● **Record excerpts**

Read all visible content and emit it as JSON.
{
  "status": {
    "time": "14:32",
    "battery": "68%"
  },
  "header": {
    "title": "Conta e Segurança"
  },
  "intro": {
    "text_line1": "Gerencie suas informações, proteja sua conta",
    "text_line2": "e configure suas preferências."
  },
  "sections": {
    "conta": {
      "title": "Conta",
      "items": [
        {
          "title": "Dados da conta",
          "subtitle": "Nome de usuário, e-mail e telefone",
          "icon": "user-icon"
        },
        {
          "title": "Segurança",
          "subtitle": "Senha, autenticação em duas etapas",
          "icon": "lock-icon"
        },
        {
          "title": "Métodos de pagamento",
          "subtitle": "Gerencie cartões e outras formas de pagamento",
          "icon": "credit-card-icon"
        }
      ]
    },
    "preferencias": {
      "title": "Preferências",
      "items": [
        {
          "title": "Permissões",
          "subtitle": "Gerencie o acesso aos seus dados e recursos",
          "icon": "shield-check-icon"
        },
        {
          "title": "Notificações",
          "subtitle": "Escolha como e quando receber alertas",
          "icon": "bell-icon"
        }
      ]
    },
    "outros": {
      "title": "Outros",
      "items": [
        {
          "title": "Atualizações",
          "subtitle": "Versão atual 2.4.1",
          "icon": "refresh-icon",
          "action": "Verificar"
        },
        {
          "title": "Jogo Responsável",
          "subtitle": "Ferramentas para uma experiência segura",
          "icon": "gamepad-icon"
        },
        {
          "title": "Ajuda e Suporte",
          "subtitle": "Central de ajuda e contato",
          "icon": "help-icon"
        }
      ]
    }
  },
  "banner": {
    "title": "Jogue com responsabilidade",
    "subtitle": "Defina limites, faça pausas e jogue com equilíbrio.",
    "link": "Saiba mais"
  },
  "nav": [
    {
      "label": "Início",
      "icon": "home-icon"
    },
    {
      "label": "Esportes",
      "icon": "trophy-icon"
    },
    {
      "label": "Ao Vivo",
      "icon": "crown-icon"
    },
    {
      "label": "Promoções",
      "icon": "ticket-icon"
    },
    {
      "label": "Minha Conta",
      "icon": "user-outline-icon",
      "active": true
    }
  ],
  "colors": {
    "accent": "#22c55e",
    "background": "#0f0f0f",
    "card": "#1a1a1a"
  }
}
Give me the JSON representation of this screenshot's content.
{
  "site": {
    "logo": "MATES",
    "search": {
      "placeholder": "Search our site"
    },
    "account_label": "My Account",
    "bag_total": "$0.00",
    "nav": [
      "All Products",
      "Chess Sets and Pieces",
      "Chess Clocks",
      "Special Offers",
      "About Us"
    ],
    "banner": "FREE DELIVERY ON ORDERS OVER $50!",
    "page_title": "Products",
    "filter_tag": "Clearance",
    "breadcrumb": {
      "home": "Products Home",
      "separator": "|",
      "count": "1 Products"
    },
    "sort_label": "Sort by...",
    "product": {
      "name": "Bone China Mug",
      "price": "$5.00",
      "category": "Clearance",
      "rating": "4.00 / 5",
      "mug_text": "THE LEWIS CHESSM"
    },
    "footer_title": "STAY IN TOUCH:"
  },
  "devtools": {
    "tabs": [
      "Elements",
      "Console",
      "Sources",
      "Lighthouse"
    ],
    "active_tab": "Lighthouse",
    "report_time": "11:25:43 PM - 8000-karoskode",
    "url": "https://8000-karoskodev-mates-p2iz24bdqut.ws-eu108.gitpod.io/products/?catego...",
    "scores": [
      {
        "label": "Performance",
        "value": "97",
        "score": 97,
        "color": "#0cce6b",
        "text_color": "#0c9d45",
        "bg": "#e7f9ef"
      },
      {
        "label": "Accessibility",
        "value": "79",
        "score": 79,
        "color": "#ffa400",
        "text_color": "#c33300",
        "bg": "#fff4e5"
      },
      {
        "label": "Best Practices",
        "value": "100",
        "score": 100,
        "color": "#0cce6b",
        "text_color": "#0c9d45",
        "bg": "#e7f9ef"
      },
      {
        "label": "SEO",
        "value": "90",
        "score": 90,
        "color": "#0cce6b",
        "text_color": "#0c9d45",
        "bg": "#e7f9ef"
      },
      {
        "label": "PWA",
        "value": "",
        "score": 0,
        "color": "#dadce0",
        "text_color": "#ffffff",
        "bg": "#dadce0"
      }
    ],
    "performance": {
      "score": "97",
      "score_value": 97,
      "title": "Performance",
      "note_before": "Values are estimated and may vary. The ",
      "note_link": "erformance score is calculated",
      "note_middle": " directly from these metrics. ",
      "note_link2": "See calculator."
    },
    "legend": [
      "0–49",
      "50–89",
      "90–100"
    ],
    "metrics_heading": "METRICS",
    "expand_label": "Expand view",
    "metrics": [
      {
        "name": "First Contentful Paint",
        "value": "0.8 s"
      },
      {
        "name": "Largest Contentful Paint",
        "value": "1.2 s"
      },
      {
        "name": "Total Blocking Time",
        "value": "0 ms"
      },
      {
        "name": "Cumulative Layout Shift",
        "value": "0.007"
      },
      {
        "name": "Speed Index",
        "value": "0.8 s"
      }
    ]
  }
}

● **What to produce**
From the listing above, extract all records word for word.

● **Answer to this task**
Read all visible content and emit it as JSON.
{
  "status": {
    "time": "14:32",
    "battery": "68%"
  },
  "header": {
    "title": "Conta e Segurança"
  },
  "intro": {
    "text_line1": "Gerencie suas informações, proteja sua conta",
    "text_line2": "e configure suas preferências."
  },
  "sections": {
    "conta": {
      "title": "Conta",
      "items": [
        {
          "title": "Dados da conta",
          "subtitle": "Nome de usuário, e-mail e telefone",
          "icon": "user-icon"
        },
        {
          "title": "Segurança",
          "subtitle": "Senha, autenticação em duas etapas",
          "icon": "lock-icon"
        },
        {
          "title": "Métodos de pagamento",
          "subtitle": "Gerencie cartões e outras formas de pagamento",
          "icon": "credit-card-icon"
        }
      ]
    },
    "preferencias": {
      "title": "Preferências",
      "items": [
        {
          "title": "Permissões",
          "subtitle": "Gerencie o acesso aos seus dados e recursos",
          "icon": "shield-check-icon"
        },
        {
          "title": "Notificações",
          "subtitle": "Escolha como e quando receber alertas",
          "icon": "bell-icon"
        }
      ]
    },
    "outros": {
      "title": "Outros",
      "items": [
        {
          "title": "Atualizações",
          "subtitle": "Versão atual 2.4.1",
          "icon": "refresh-icon",
          "action": "Verificar"
        },
        {
          "title": "Jogo Responsável",
          "subtitle": "Ferramentas para uma experiência segura",
          "icon": "gamepad-icon"
        },
        {
          "title": "Ajuda e Suporte",
          "subtitle": "Central de ajuda e contato",
          "icon": "help-icon"
        }
      ]
    }
  },
  "banner": {
    "title": "Jogue com responsabilidade",
    "subtitle": "Defina limites, faça pausas e jogue com equilíbrio.",
    "link": "Saiba mais"
  },
  "nav": [
    {
      "label": "Início",
      "icon": "home-icon"
    },
    {
      "label": "Esportes",
      "icon": "trophy-icon"
    },
    {
      "label": "Ao Vivo",
      "icon": "crown-icon"
    },
    {
      "label": "Promoções",
      "icon": "ticket-icon"
    },
    {
      "label": "Minha Conta",
      "icon": "user-outline-icon",
      "active": true
    }
  ],
  "colors": {
    "accent": "#22c55e",
    "background": "#0f0f0f",
    "card": "#1a1a1a"
  }
}
Give me the JSON representation of this screenshot's content.
{
  "site": {
    "logo": "MATES",
    "search": {
      "placeholder": "Search our site"
    },
    "account_label": "My Account",
    "bag_total": "$0.00",
    "nav": [
      "All Products",
      "Chess Sets and Pieces",
      "Chess Clocks",
      "Special Offers",
      "About Us"
    ],
    "banner": "FREE DELIVERY ON ORDERS OVER $50!",
    "page_title": "Products",
    "filter_tag": "Clearance",
    "breadcrumb": {
      "home": "Products Home",
      "separator": "|",
      "count": "1 Products"
    },
    "sort_label": "Sort by...",
    "product": {
      "name": "Bone China Mug",
      "price": "$5.00",
      "category": "Clearance",
      "rating": "4.00 / 5",
      "mug_text": "THE LEWIS CHESSM"
    },
    "footer_title": "STAY IN TOUCH:"
  },
  "devtools": {
    "tabs": [
      "Elements",
      "Console",
      "Sources",
      "Lighthouse"
    ],
    "active_tab": "Lighthouse",
    "report_time": "11:25:43 PM - 8000-karoskode",
    "url": "https://8000-karoskodev-mates-p2iz24bdqut.ws-eu108.gitpod.io/products/?catego...",
    "scores": [
      {
        "label": "Performance",
        "value": "97",
        "score": 97,
        "color": "#0cce6b",
        "text_color": "#0c9d45",
        "bg": "#e7f9ef"
      },
      {
        "label": "Accessibility",
        "value": "79",
        "score": 79,
        "color": "#ffa400",
        "text_color": "#c33300",
        "bg": "#fff4e5"
      },
      {
        "label": "Best Practices",
        "value": "100",
        "score": 100,
        "color": "#0cce6b",
        "text_color": "#0c9d45",
        "bg": "#e7f9ef"
      },
      {
        "label": "SEO",
        "value": "90",
        "score": 90,
        "color": "#0cce6b",
        "text_color": "#0c9d45",
        "bg": "#e7f9ef"
      },
      {
        "label": "PWA",
        "value": "",
        "score": 0,
        "color": "#dadce0",
        "text_color": "#ffffff",
        "bg": "#dadce0"
      }
    ],
    "performance": {
      "score": "97",
      "score_value": 97,
      "title": "Performance",
      "note_before": "Values are estimated and may vary. The ",
      "note_link": "erformance score is calculated",
      "note_middle": " directly from these metrics. ",
      "note_link2": "See calculator."
    },
    "legend": [
      "0–49",
      "50–89",
      "90–100"
    ],
    "metrics_heading": "METRICS",
    "expand_label": "Expand view",
    "metrics": [
      {
        "name": "First Contentful Paint",
        "value": "0.8 s"
      },
      {
        "name": "Largest Contentful Paint",
        "value": "1.2 s"
      },
      {
        "name": "Total Blocking Time",
        "value": "0 ms"
      },
      {
        "name": "Cumulative Layout Shift",
        "value": "0.007"
      },
      {
        "name": "Speed Index",
        "value": "0.8 s"
      }
    ]
  }
}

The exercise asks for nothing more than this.